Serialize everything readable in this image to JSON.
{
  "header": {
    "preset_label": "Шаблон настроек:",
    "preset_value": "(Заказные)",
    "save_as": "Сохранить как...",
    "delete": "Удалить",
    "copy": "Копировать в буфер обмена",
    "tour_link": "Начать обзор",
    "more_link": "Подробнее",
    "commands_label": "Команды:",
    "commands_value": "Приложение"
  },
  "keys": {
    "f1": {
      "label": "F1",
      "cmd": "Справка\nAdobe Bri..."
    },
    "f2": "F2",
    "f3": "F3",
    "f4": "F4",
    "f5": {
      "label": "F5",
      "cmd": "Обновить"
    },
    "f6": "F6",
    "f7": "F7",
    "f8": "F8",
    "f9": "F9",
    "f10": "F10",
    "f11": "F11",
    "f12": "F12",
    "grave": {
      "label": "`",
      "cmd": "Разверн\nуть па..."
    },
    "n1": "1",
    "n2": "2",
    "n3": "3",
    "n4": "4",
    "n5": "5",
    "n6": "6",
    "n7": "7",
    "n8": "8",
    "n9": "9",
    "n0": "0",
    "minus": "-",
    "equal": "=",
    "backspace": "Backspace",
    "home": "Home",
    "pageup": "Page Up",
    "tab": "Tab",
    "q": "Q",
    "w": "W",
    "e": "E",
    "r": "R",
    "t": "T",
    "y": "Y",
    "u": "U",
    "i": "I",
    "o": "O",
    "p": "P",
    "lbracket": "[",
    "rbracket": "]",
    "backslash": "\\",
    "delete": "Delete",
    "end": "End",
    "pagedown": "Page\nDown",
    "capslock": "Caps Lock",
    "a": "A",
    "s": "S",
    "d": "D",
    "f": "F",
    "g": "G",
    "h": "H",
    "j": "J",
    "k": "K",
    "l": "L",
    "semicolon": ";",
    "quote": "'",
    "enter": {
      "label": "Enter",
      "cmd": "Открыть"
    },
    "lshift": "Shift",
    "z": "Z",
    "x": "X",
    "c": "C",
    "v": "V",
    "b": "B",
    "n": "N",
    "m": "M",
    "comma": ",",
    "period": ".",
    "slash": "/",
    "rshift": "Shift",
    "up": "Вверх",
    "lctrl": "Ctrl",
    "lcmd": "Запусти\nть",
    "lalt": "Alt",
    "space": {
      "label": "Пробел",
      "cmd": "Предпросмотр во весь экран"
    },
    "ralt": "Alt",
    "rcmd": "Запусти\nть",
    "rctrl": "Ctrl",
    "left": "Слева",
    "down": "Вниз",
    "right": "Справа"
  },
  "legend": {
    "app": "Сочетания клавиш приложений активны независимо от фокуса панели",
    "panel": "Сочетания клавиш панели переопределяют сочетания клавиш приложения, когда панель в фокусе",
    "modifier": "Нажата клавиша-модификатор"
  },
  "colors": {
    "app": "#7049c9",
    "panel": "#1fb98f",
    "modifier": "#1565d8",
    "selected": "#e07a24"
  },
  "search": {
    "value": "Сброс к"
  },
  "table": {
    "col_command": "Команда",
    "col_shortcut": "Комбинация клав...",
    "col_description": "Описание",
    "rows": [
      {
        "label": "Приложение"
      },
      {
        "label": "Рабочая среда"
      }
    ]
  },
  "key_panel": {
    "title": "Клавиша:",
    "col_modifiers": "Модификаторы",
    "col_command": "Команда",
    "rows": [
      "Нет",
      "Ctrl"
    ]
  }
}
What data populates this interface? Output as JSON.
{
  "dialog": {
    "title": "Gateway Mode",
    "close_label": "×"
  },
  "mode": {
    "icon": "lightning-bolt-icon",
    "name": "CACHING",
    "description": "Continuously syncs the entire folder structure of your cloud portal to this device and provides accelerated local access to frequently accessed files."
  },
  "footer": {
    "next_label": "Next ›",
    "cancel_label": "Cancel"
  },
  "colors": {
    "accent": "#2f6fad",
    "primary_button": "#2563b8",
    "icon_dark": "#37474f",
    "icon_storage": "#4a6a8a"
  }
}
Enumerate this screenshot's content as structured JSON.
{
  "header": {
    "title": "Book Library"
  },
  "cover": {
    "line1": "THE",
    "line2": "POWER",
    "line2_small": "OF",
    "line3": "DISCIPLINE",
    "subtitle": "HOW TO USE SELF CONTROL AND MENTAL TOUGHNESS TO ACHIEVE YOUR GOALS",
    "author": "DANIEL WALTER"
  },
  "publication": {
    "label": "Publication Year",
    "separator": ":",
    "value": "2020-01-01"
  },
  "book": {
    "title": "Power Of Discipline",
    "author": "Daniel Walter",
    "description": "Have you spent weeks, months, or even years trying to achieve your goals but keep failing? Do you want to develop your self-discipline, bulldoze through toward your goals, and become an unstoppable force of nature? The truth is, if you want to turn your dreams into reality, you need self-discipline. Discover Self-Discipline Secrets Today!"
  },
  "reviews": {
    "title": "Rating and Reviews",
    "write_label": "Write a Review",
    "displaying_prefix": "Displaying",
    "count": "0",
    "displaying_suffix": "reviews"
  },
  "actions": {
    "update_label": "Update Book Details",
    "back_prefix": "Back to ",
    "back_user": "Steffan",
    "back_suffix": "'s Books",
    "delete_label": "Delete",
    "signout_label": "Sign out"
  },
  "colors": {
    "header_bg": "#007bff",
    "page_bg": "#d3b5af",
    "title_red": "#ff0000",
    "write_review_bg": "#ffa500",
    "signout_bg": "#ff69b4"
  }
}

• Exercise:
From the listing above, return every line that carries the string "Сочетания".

• Completed task:
    "app": "Сочетания клавиш приложений активны независимо от фокуса панели",
    "panel": "Сочетания клавиш панели переопределяют сочетания клавиш приложения, когда панель в фокусе",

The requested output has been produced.